─── Information shown
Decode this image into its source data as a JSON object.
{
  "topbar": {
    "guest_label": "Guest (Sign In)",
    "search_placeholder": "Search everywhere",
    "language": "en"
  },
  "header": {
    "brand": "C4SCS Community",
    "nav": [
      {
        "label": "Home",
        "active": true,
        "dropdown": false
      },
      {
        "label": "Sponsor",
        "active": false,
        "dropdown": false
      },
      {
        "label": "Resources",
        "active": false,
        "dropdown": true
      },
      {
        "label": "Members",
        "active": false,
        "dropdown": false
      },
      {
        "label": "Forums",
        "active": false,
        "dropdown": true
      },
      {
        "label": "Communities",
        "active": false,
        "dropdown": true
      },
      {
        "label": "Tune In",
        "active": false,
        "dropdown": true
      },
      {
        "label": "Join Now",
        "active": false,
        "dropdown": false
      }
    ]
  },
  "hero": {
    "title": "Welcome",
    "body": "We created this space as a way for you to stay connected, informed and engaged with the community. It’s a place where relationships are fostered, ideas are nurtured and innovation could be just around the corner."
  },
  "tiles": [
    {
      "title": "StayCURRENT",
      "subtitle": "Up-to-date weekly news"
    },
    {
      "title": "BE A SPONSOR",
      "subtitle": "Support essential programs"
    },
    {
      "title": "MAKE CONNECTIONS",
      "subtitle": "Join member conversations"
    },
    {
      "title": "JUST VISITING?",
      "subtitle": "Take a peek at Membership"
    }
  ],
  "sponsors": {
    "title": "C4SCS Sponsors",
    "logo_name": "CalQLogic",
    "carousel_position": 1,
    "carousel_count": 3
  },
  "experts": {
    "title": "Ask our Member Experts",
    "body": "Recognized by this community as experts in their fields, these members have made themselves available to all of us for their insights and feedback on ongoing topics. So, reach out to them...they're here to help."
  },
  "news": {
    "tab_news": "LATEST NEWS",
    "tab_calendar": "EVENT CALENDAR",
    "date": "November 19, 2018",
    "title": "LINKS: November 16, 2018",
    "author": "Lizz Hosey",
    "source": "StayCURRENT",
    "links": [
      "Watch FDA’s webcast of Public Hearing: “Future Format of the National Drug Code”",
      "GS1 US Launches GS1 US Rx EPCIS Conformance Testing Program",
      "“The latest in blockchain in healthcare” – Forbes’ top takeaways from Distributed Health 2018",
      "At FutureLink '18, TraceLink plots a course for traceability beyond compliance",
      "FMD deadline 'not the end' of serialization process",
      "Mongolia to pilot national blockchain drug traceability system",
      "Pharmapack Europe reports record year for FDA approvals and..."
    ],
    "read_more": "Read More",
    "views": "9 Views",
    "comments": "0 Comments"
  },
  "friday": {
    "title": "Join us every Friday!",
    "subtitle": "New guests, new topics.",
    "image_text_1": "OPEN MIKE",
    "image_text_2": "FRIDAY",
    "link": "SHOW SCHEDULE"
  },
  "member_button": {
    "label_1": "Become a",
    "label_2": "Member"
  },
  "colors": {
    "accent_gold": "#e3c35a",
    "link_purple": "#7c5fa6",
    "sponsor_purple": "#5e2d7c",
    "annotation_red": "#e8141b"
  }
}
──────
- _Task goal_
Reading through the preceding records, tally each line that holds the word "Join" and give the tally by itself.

- _Response to this exercise_
3